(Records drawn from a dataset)

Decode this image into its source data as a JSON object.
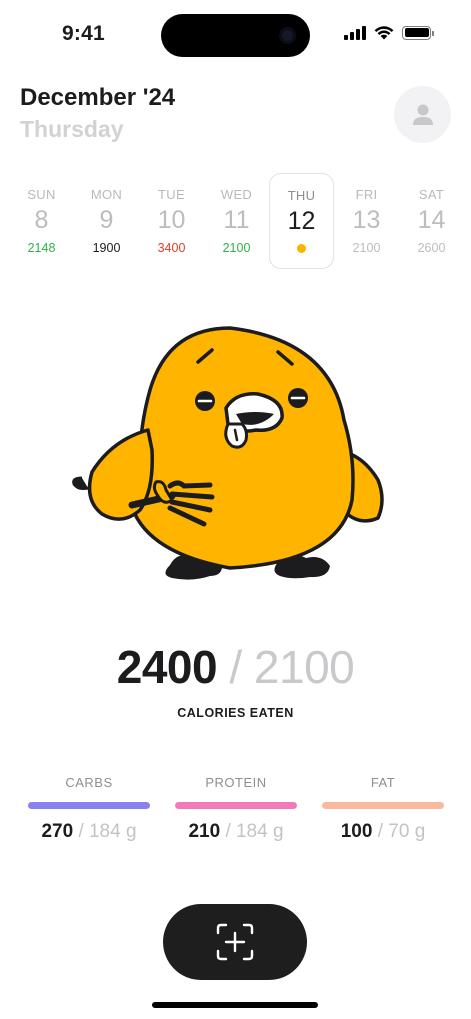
{
  "status_bar": {
    "time": "9:41",
    "icons": [
      "cellular-signal-icon",
      "wifi-icon",
      "battery-icon"
    ]
  },
  "header": {
    "month": "December '24",
    "weekday": "Thursday",
    "avatar_icon": "user-icon"
  },
  "week": [
    {
      "name": "SUN",
      "num": "8",
      "calories": "2148",
      "cal_color": "#2fb344"
    },
    {
      "name": "MON",
      "num": "9",
      "calories": "1900",
      "cal_color": "#1c1c1e"
    },
    {
      "name": "TUE",
      "num": "10",
      "calories": "3400",
      "cal_color": "#e53b2b"
    },
    {
      "name": "WED",
      "num": "11",
      "calories": "2100",
      "cal_color": "#2fb344"
    },
    {
      "name": "THU",
      "num": "12",
      "calories": "",
      "selected": true,
      "dot_color": "#f7b500"
    },
    {
      "name": "FRI",
      "num": "13",
      "calories": "2100",
      "cal_color": "#bdbdc1"
    },
    {
      "name": "SAT",
      "num": "14",
      "calories": "2600",
      "cal_color": "#bdbdc1"
    }
  ],
  "mascot": {
    "description_icon": "chick-mascot-with-fork",
    "body_color": "#ffb400",
    "outline_color": "#1c1c1e"
  },
  "calories": {
    "eaten": "2400",
    "separator": "/",
    "goal": "2100",
    "label": "CALORIES EATEN"
  },
  "macros": [
    {
      "name": "CARBS",
      "eaten": "270",
      "goal": "/ 184 g",
      "color": "#8b80f0"
    },
    {
      "name": "PROTEIN",
      "eaten": "210",
      "goal": "/ 184 g",
      "color": "#f27ab8"
    },
    {
      "name": "FAT",
      "eaten": "100",
      "goal": "/ 70 g",
      "color": "#f8b99c"
    }
  ],
  "scan_button": {
    "icon": "scan-add-icon"
  }
}
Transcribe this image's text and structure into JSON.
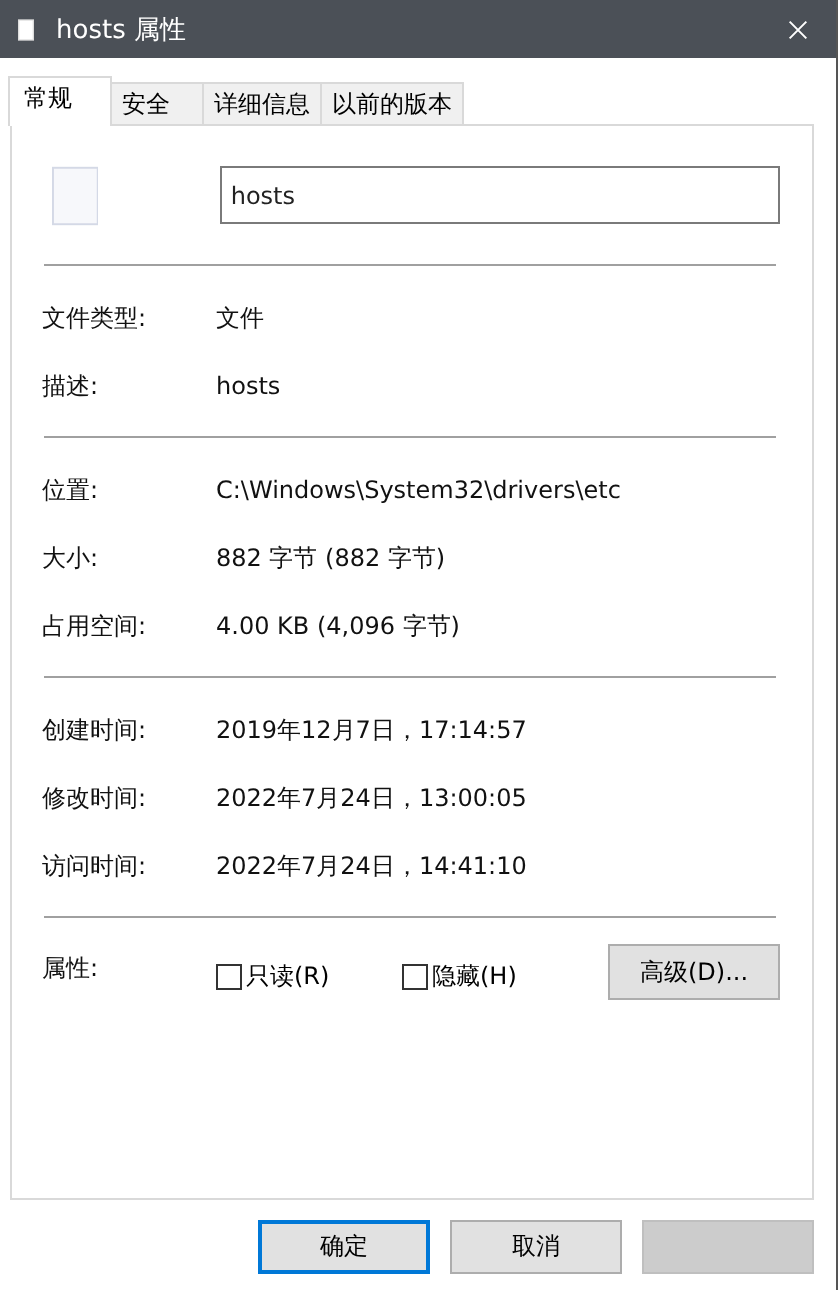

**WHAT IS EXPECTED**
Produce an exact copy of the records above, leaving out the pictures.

**YOUR SOLUTION**
Decode this image into its source data as a JSON object.
{
  "status_bar": {
    "time": "9:41",
    "icons": [
      "cellular-signal-icon",
      "wifi-icon",
      "battery-icon"
    ]
  },
  "header": {
    "month": "December '24",
    "weekday": "Thursday",
    "avatar_icon": "user-icon"
  },
  "week": [
    {
      "name": "SUN",
      "num": "8",
      "calories": "2148",
      "cal_color": "#2fb344"
    },
    {
      "name": "MON",
      "num": "9",
      "calories": "1900",
      "cal_color": "#1c1c1e"
    },
    {
      "name": "TUE",
      "num": "10",
      "calories": "3400",
      "cal_color": "#e53b2b"
    },
    {
      "name": "WED",
      "num": "11",
      "calories": "2100",
      "cal_color": "#2fb344"
    },
    {
      "name": "THU",
      "num": "12",
      "calories": "",
      "selected": true,
      "dot_color": "#f7b500"
    },
    {
      "name": "FRI",
      "num": "13",
      "calories": "2100",
      "cal_color": "#bdbdc1"
    },
    {
      "name": "SAT",
      "num": "14",
      "calories": "2600",
      "cal_color": "#bdbdc1"
    }
  ],
  "mascot": {
    "description_icon": "chick-mascot-with-fork",
    "body_color": "#ffb400",
    "outline_color": "#1c1c1e"
  },
  "calories": {
    "eaten": "2400",
    "separator": "/",
    "goal": "2100",
    "label": "CALORIES EATEN"
  },
  "macros": [
    {
      "name": "CARBS",
      "eaten": "270",
      "goal": "/ 184 g",
      "color": "#8b80f0"
    },
    {
      "name": "PROTEIN",
      "eaten": "210",
      "goal": "/ 184 g",
      "color": "#f27ab8"
    },
    {
      "name": "FAT",
      "eaten": "100",
      "goal": "/ 70 g",
      "color": "#f8b99c"
    }
  ],
  "scan_button": {
    "icon": "scan-add-icon"
  }
}
Transcribe this image's text and structure into JSON.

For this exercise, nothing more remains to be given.